This post is inspired by the fact that for most of January, I found myself in a funk. I started off the year feeling strong and pretty hopeful about my work, but ended the month on a weird note that has left me feeling a little overwhelmed and uninspired.
I think it’s important to share because I know I’m not the only one who struggles with this, and also because I can’t help but notice that there are people out there (especially those who are trying to market MLM products) who post on social media every single day or create content every single day just to check a task off of a list because that’s what they’re told to do. While I admire and even aspire to that kind of consistency, I’m starting to think that my instinct not to put any original content out into the world on days when I feel like a sack of trash is actually the right instinct. For me, at least.

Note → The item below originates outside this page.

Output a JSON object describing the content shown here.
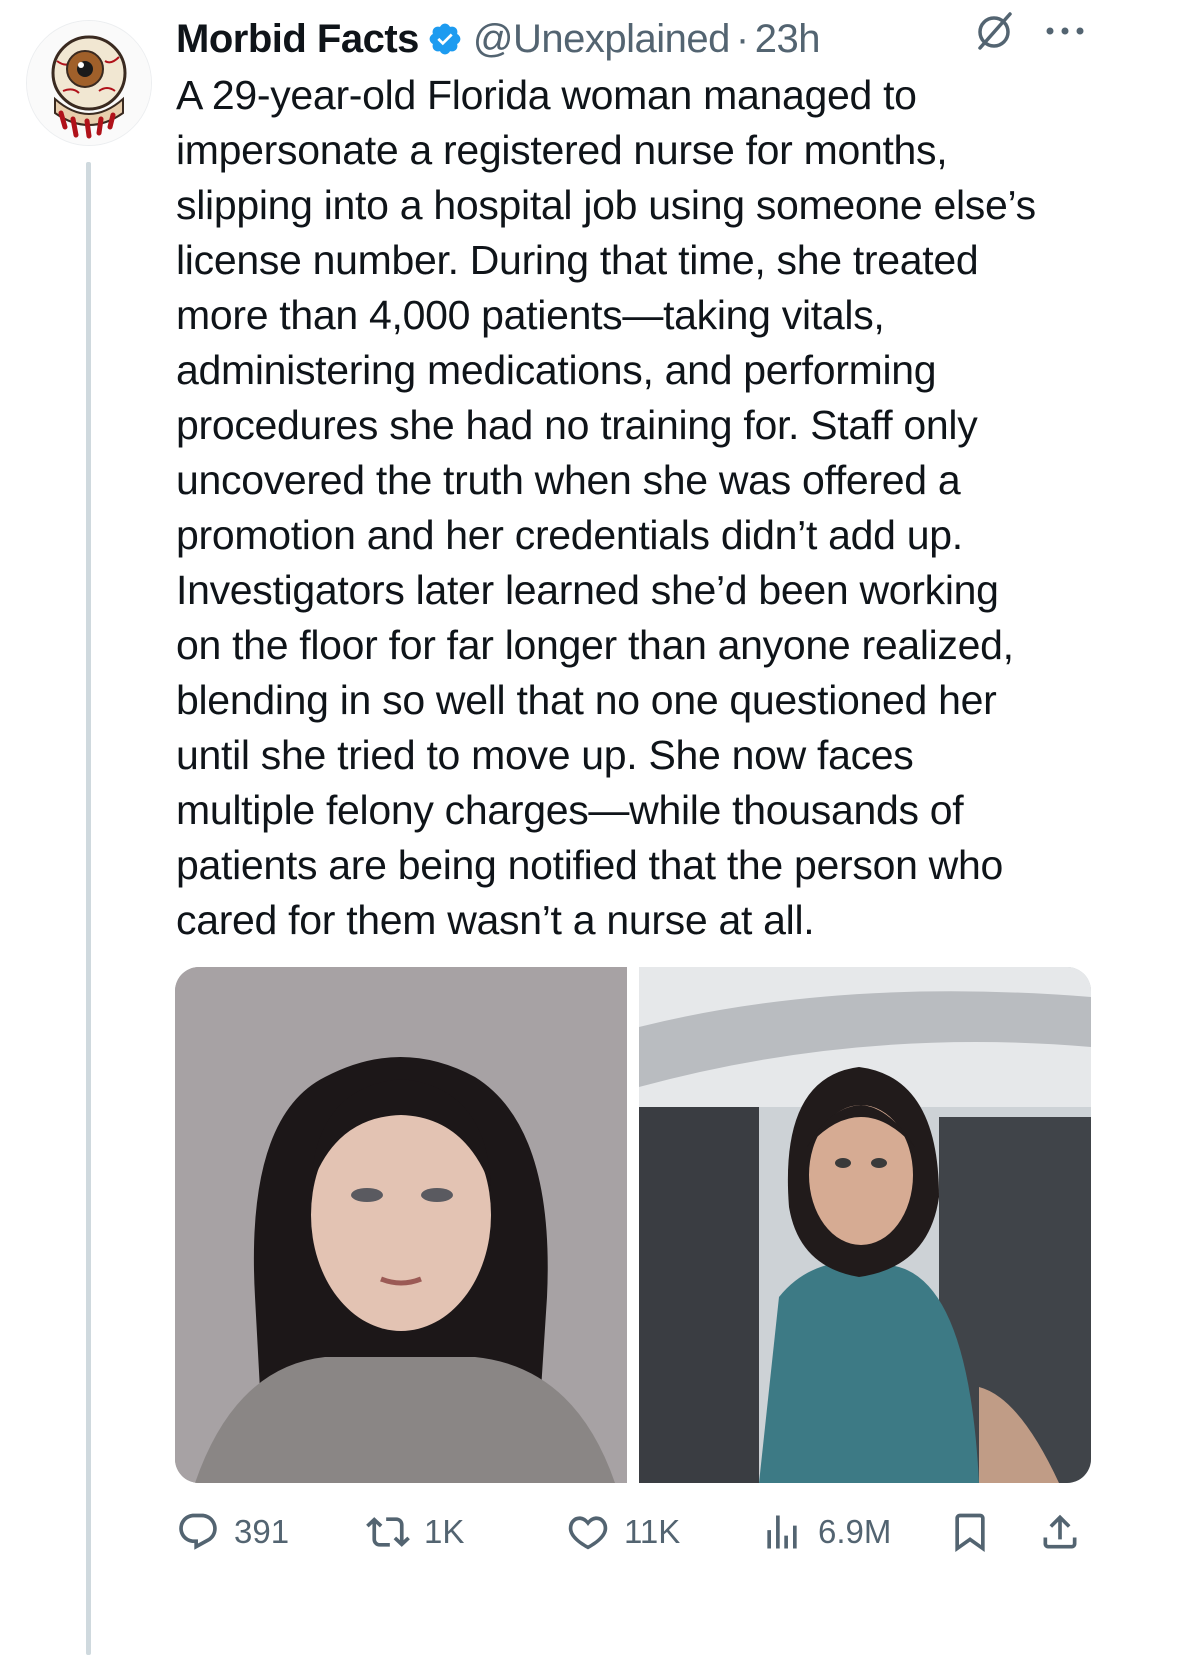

Considering that I’ve decided that my theme for the year is essentially “anti-perfectionism”, I’ve been struggling with knowing exactly what to do with this particular slump because it’s less that I’m concerned with being perfect than the fact that I just really don’t feel like creating anything right now unless it gives me a YES feeling when I create it. That’s how writing this feels right now because I think it’s important to explore the difference between procrastinating because one doesn’t feel “inspired” and just legitimately not being in the right head space to create, even if it’s just a social media post.
The way I see it is that if you’re your own brand or you promote yourself or your own services, you do need to be “on” when you create. Unsurprisingly, Gary Vaynerchuck echoed this in one of his live videos almost immediately after I was thinking about it, which I personally think confirms that we are actually the same human being (except he’s way smarter than me and I somehow don’t benefit from his success at all…? It’s not a perfect theory). I definitely have filler content and sometimes it’s necessary for those in-between, not-inspired-but-not-uninspired days, but I hope that the majority of what I post on social media and on my blogs is of value to whoever reads them.
My point is, if you need a break, take it. I don’t think there’s a blanket set of rules, and I think there’s a lot more common sense involved in content creation than a lot of us are comfortable with. Obviously, consistency is key and starting and stopping whatever you’re doing isn’t going to yield the results you want. But, consistency doesn’t necessarily mean “every day” or “three times a week” or even “once a week”. Consistency is relative to the time frame you’ve assigned your goal.
If you want to see results next week and you’re doing whatever you’re doing with the intention of playing the short game, then yeah, you’re nuts to only spend one day this week doing whatever it is that will get you there. But if your project (or whatever it is) is something you’re committed to for life or at least the foreseeable future, consistency is relative to that.
A couple of weeks ago I texted my best friend about how I didn’t feel like I had much to say and I was worrying because I wasn’t sticking to my plan. She reminded me that a few unproductive days wouldn’t kill me, which is what I needed to hear. That conversation drew me back to one of my absolute favorite quotes from an author named James Arthur Ray, which is “being in a hurry is fear disguised as passion.” If you’re really not in a hurry, then why create things just to fill a short-term quota?
Again, I’m not knocking the fact that small, consistent action over time leads to results, I’m simply saying that the word “consistent” is relative. If I plan to spend the next five years building this blog, will these last few weeks really be the linchpin of the whole operation? Realistically, no, probably not.
Yes, it’s commendable to “show up”. But it’s also commendable to rest, take care of yourself, and to be self aware enough to realize that what you’re putting out into the world isn’t really necessary or valuable. Having had a little experience in the MLM world (for the record, I still love the products, just not the company or its structure), I know that you’re told to post every day, 1-3 times a day, with at least 1-2 Instagram stories. I also know that it feels like you’ve failed if you don’t adhere to that schedule and you think, “BUT WHAT IF TODAY WAS THE DAY THAT 30 PEOPLE WERE GOING TO RESPOND TO MY TOTALLY NEEDLESS SELFIE AND I WAS GOING TO MAKE ALL THE SALES?” They weren’t. It’s okay.
Honestly, I probably shouldn’t even publish this because a lot of my freelance clients check out my blogs when they decide if they want to work with me or not, but my freelance work isn’t what I’m talking about. If I’m given an assignment, I can finish it regardless of how “inspired” I feel, and I obviously wouldn’t advise anyone to flake out on work that they’re doing for someone else just because they’re feeling off. Again, I’m talking about passion projects that require content creation, whether that means art, music, writing, or even the social media posts you create to promote the project.
The world has enough garbage content circulating around the internet and beyond. Don’t knowingly contribute to it! And let’s be honest, you know when you’re not feeling it and you put stuff out there anyway. I know it sucks that you can’t wrap the rules of content creation and promotion into a neat little one-size-fits-all package, but truly, you can’t. Don’t do that to yourself or to the people you’re trying to reach.